(Data entries):
______________________________
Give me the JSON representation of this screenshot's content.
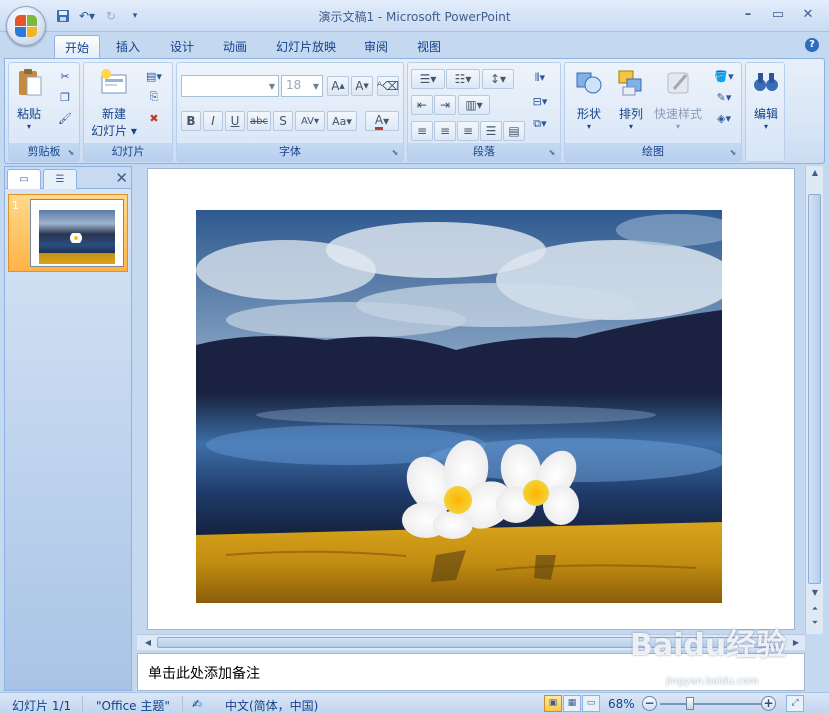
{
  "app": {
    "window_title": "演示文稿1 - Microsoft PowerPoint"
  },
  "tabs": [
    {
      "label": "开始"
    },
    {
      "label": "插入"
    },
    {
      "label": "设计"
    },
    {
      "label": "动画"
    },
    {
      "label": "幻灯片放映"
    },
    {
      "label": "审阅"
    },
    {
      "label": "视图"
    }
  ],
  "ribbon": {
    "clipboard": {
      "group_label": "剪贴板",
      "paste_label": "粘贴"
    },
    "slides": {
      "group_label": "幻灯片",
      "new_slide_line1": "新建",
      "new_slide_line2": "幻灯片"
    },
    "font": {
      "group_label": "字体",
      "font_name": "",
      "font_size": "18"
    },
    "paragraph": {
      "group_label": "段落"
    },
    "drawing": {
      "group_label": "绘图",
      "shapes_label": "形状",
      "arrange_label": "排列",
      "quick_styles_label": "快速样式"
    },
    "editing": {
      "group_label": "编辑"
    }
  },
  "slides_pane": {
    "slides": [
      {
        "number": "1"
      }
    ]
  },
  "notes": {
    "placeholder": "单击此处添加备注"
  },
  "status": {
    "slide_counter": "幻灯片 1/1",
    "theme": "\"Office 主题\"",
    "language": "中文(简体，中国)",
    "zoom": "68%"
  },
  "watermark": {
    "brand": "Baidu经验",
    "sub": "jingyan.baidu.com"
  },
  "colors": {
    "ribbon_bg": "#d9e6f6",
    "accent_orange": "#ffb347",
    "text_blue": "#15428b"
  }
}
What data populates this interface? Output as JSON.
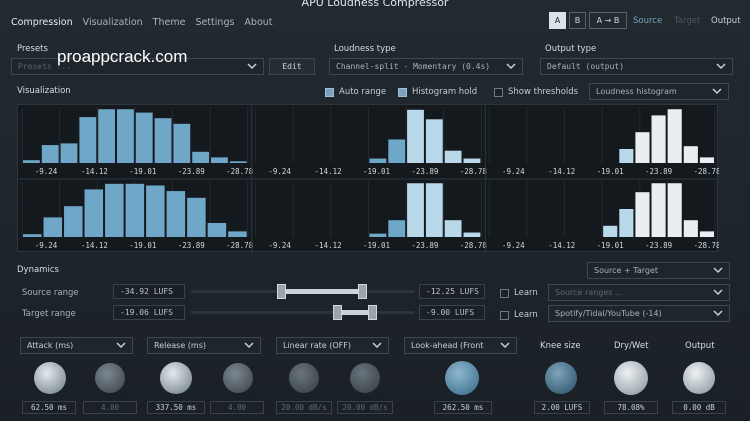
{
  "window": {
    "title": "APU Loudness Compressor"
  },
  "watermark": "proappcrack.com",
  "nav": {
    "tabs": [
      "Compression",
      "Visualization",
      "Theme",
      "Settings",
      "About"
    ],
    "active": "Compression"
  },
  "ab": {
    "a": "A",
    "b": "B",
    "a_to_b": "A → B",
    "source": "Source",
    "target": "Target",
    "output": "Output"
  },
  "presets": {
    "label": "Presets",
    "placeholder": "Presets ...",
    "edit": "Edit"
  },
  "loudness_type": {
    "label": "Loudness type",
    "value": "Channel-split - Momentary (0.4s)"
  },
  "output_type": {
    "label": "Output type",
    "value": "Default (output)"
  },
  "visualization": {
    "label": "Visualization",
    "auto_range": "Auto range",
    "histogram_hold": "Histogram hold",
    "show_thresholds": "Show thresholds",
    "mode": "Loudness histogram",
    "auto_range_on": true,
    "histogram_hold_on": true,
    "show_thresholds_on": false,
    "ticks": [
      "-9.24",
      "-14.12",
      "-19.01",
      "-23.89",
      "-28.78"
    ]
  },
  "dynamics": {
    "label": "Dynamics",
    "mode": "Source + Target",
    "source_range_label": "Source range",
    "source_min": "-34.92 LUFS",
    "source_max": "-12.25 LUFS",
    "target_range_label": "Target range",
    "target_min": "-19.06 LUFS",
    "target_max": "-9.00 LUFS",
    "learn": "Learn",
    "source_preset": "Source ranges ...",
    "target_preset": "Spotify/Tidal/YouTube (-14)"
  },
  "params": {
    "attack": {
      "label": "Attack (ms)",
      "value": "62.50 ms",
      "sub_value": "4.00"
    },
    "release": {
      "label": "Release (ms)",
      "value": "337.50 ms",
      "sub_value": "4.00"
    },
    "linear_rate": {
      "label": "Linear rate (OFF)",
      "value_a": "20.00 dB/s",
      "value_b": "20.00 dB/s"
    },
    "lookahead": {
      "label": "Look-ahead (Front",
      "value": "262.50 ms"
    },
    "knee": {
      "label": "Knee size",
      "value": "2.00 LUFS"
    },
    "drywet": {
      "label": "Dry/Wet",
      "value": "78.08%"
    },
    "output": {
      "label": "Output",
      "value": "0.00 dB"
    }
  },
  "colors": {
    "bar_blue": "#6fa7c8",
    "bar_light": "#b9d8ea",
    "bar_white": "#e8eef2",
    "bg": "#1b2127",
    "accent": "#7ba3bd"
  },
  "chart_data": [
    {
      "type": "bar",
      "categories": [
        "-9.24",
        "-14.12",
        "-19.01",
        "-23.89",
        "-28.78"
      ],
      "series": [
        {
          "values": [
            0.05,
            0.32,
            0.35,
            0.82,
            0.96,
            0.96,
            0.9,
            0.8,
            0.7,
            0.2,
            0.1,
            0.03
          ]
        }
      ]
    },
    {
      "type": "bar",
      "categories": [
        "-9.24",
        "-14.12",
        "-19.01",
        "-23.89",
        "-28.78"
      ],
      "series": [
        {
          "values": [
            0.0,
            0.0,
            0.0,
            0.0,
            0.0,
            0.0,
            0.08,
            0.42,
            0.95,
            0.78,
            0.22,
            0.08
          ]
        }
      ]
    },
    {
      "type": "bar",
      "categories": [
        "-9.24",
        "-14.12",
        "-19.01",
        "-23.89",
        "-28.78"
      ],
      "series": [
        {
          "values": [
            0.0,
            0.0,
            0.0,
            0.0,
            0.0,
            0.0,
            0.0,
            0.0,
            0.25,
            0.55,
            0.85,
            0.96,
            0.3,
            0.1
          ]
        }
      ]
    },
    {
      "type": "bar",
      "categories": [
        "-9.24",
        "-14.12",
        "-19.01",
        "-23.89",
        "-28.78"
      ],
      "series": [
        {
          "values": [
            0.05,
            0.35,
            0.55,
            0.85,
            0.95,
            0.95,
            0.92,
            0.82,
            0.7,
            0.25,
            0.1
          ]
        }
      ]
    },
    {
      "type": "bar",
      "categories": [
        "-9.24",
        "-14.12",
        "-19.01",
        "-23.89",
        "-28.78"
      ],
      "series": [
        {
          "values": [
            0.0,
            0.0,
            0.0,
            0.0,
            0.0,
            0.0,
            0.06,
            0.3,
            0.96,
            0.96,
            0.3,
            0.08
          ]
        }
      ]
    },
    {
      "type": "bar",
      "categories": [
        "-9.24",
        "-14.12",
        "-19.01",
        "-23.89",
        "-28.78"
      ],
      "series": [
        {
          "values": [
            0.0,
            0.0,
            0.0,
            0.0,
            0.0,
            0.0,
            0.0,
            0.2,
            0.5,
            0.8,
            0.96,
            0.96,
            0.3,
            0.1
          ]
        }
      ]
    }
  ]
}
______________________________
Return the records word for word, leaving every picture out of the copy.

Give me the JSON representation of this screenshot's content.
{
  "app": {
    "window_title": "演示文稿1 - Microsoft PowerPoint"
  },
  "tabs": [
    {
      "label": "开始"
    },
    {
      "label": "插入"
    },
    {
      "label": "设计"
    },
    {
      "label": "动画"
    },
    {
      "label": "幻灯片放映"
    },
    {
      "label": "审阅"
    },
    {
      "label": "视图"
    }
  ],
  "ribbon": {
    "clipboard": {
      "group_label": "剪贴板",
      "paste_label": "粘贴"
    },
    "slides": {
      "group_label": "幻灯片",
      "new_slide_line1": "新建",
      "new_slide_line2": "幻灯片"
    },
    "font": {
      "group_label": "字体",
      "font_name": "",
      "font_size": "18"
    },
    "paragraph": {
      "group_label": "段落"
    },
    "drawing": {
      "group_label": "绘图",
      "shapes_label": "形状",
      "arrange_label": "排列",
      "quick_styles_label": "快速样式"
    },
    "editing": {
      "group_label": "编辑"
    }
  },
  "slides_pane": {
    "slides": [
      {
        "number": "1"
      }
    ]
  },
  "notes": {
    "placeholder": "单击此处添加备注"
  },
  "status": {
    "slide_counter": "幻灯片 1/1",
    "theme": "\"Office 主题\"",
    "language": "中文(简体，中国)",
    "zoom": "68%"
  },
  "watermark": {
    "brand": "Baidu经验",
    "sub": "jingyan.baidu.com"
  },
  "colors": {
    "ribbon_bg": "#d9e6f6",
    "accent_orange": "#ffb347",
    "text_blue": "#15428b"
  }
}
What data populates this interface? Output as JSON.
{
  "window": {
    "title": "APU Loudness Compressor"
  },
  "watermark": "proappcrack.com",
  "nav": {
    "tabs": [
      "Compression",
      "Visualization",
      "Theme",
      "Settings",
      "About"
    ],
    "active": "Compression"
  },
  "ab": {
    "a": "A",
    "b": "B",
    "a_to_b": "A → B",
    "source": "Source",
    "target": "Target",
    "output": "Output"
  },
  "presets": {
    "label": "Presets",
    "placeholder": "Presets ...",
    "edit": "Edit"
  },
  "loudness_type": {
    "label": "Loudness type",
    "value": "Channel-split - Momentary (0.4s)"
  },
  "output_type": {
    "label": "Output type",
    "value": "Default (output)"
  },
  "visualization": {
    "label": "Visualization",
    "auto_range": "Auto range",
    "histogram_hold": "Histogram hold",
    "show_thresholds": "Show thresholds",
    "mode": "Loudness histogram",
    "auto_range_on": true,
    "histogram_hold_on": true,
    "show_thresholds_on": false,
    "ticks": [
      "-9.24",
      "-14.12",
      "-19.01",
      "-23.89",
      "-28.78"
    ]
  },
  "dynamics": {
    "label": "Dynamics",
    "mode": "Source + Target",
    "source_range_label": "Source range",
    "source_min": "-34.92 LUFS",
    "source_max": "-12.25 LUFS",
    "target_range_label": "Target range",
    "target_min": "-19.06 LUFS",
    "target_max": "-9.00 LUFS",
    "learn": "Learn",
    "source_preset": "Source ranges ...",
    "target_preset": "Spotify/Tidal/YouTube (-14)"
  },
  "params": {
    "attack": {
      "label": "Attack (ms)",
      "value": "62.50 ms",
      "sub_value": "4.00"
    },
    "release": {
      "label": "Release (ms)",
      "value": "337.50 ms",
      "sub_value": "4.00"
    },
    "linear_rate": {
      "label": "Linear rate (OFF)",
      "value_a": "20.00 dB/s",
      "value_b": "20.00 dB/s"
    },
    "lookahead": {
      "label": "Look-ahead (Front",
      "value": "262.50 ms"
    },
    "knee": {
      "label": "Knee size",
      "value": "2.00 LUFS"
    },
    "drywet": {
      "label": "Dry/Wet",
      "value": "78.08%"
    },
    "output": {
      "label": "Output",
      "value": "0.00 dB"
    }
  },
  "colors": {
    "bar_blue": "#6fa7c8",
    "bar_light": "#b9d8ea",
    "bar_white": "#e8eef2",
    "bg": "#1b2127",
    "accent": "#7ba3bd"
  },
  "chart_data": [
    {
      "type": "bar",
      "categories": [
        "-9.24",
        "-14.12",
        "-19.01",
        "-23.89",
        "-28.78"
      ],
      "series": [
        {
          "values": [
            0.05,
            0.32,
            0.35,
            0.82,
            0.96,
            0.96,
            0.9,
            0.8,
            0.7,
            0.2,
            0.1,
            0.03
          ]
        }
      ]
    },
    {
      "type": "bar",
      "categories": [
        "-9.24",
        "-14.12",
        "-19.01",
        "-23.89",
        "-28.78"
      ],
      "series": [
        {
          "values": [
            0.0,
            0.0,
            0.0,
            0.0,
            0.0,
            0.0,
            0.08,
            0.42,
            0.95,
            0.78,
            0.22,
            0.08
          ]
        }
      ]
    },
    {
      "type": "bar",
      "categories": [
        "-9.24",
        "-14.12",
        "-19.01",
        "-23.89",
        "-28.78"
      ],
      "series": [
        {
          "values": [
            0.0,
            0.0,
            0.0,
            0.0,
            0.0,
            0.0,
            0.0,
            0.0,
            0.25,
            0.55,
            0.85,
            0.96,
            0.3,
            0.1
          ]
        }
      ]
    },
    {
      "type": "bar",
      "categories": [
        "-9.24",
        "-14.12",
        "-19.01",
        "-23.89",
        "-28.78"
      ],
      "series": [
        {
          "values": [
            0.05,
            0.35,
            0.55,
            0.85,
            0.95,
            0.95,
            0.92,
            0.82,
            0.7,
            0.25,
            0.1
          ]
        }
      ]
    },
    {
      "type": "bar",
      "categories": [
        "-9.24",
        "-14.12",
        "-19.01",
        "-23.89",
        "-28.78"
      ],
      "series": [
        {
          "values": [
            0.0,
            0.0,
            0.0,
            0.0,
            0.0,
            0.0,
            0.06,
            0.3,
            0.96,
            0.96,
            0.3,
            0.08
          ]
        }
      ]
    },
    {
      "type": "bar",
      "categories": [
        "-9.24",
        "-14.12",
        "-19.01",
        "-23.89",
        "-28.78"
      ],
      "series": [
        {
          "values": [
            0.0,
            0.0,
            0.0,
            0.0,
            0.0,
            0.0,
            0.0,
            0.2,
            0.5,
            0.8,
            0.96,
            0.96,
            0.3,
            0.1
          ]
        }
      ]
    }
  ]
}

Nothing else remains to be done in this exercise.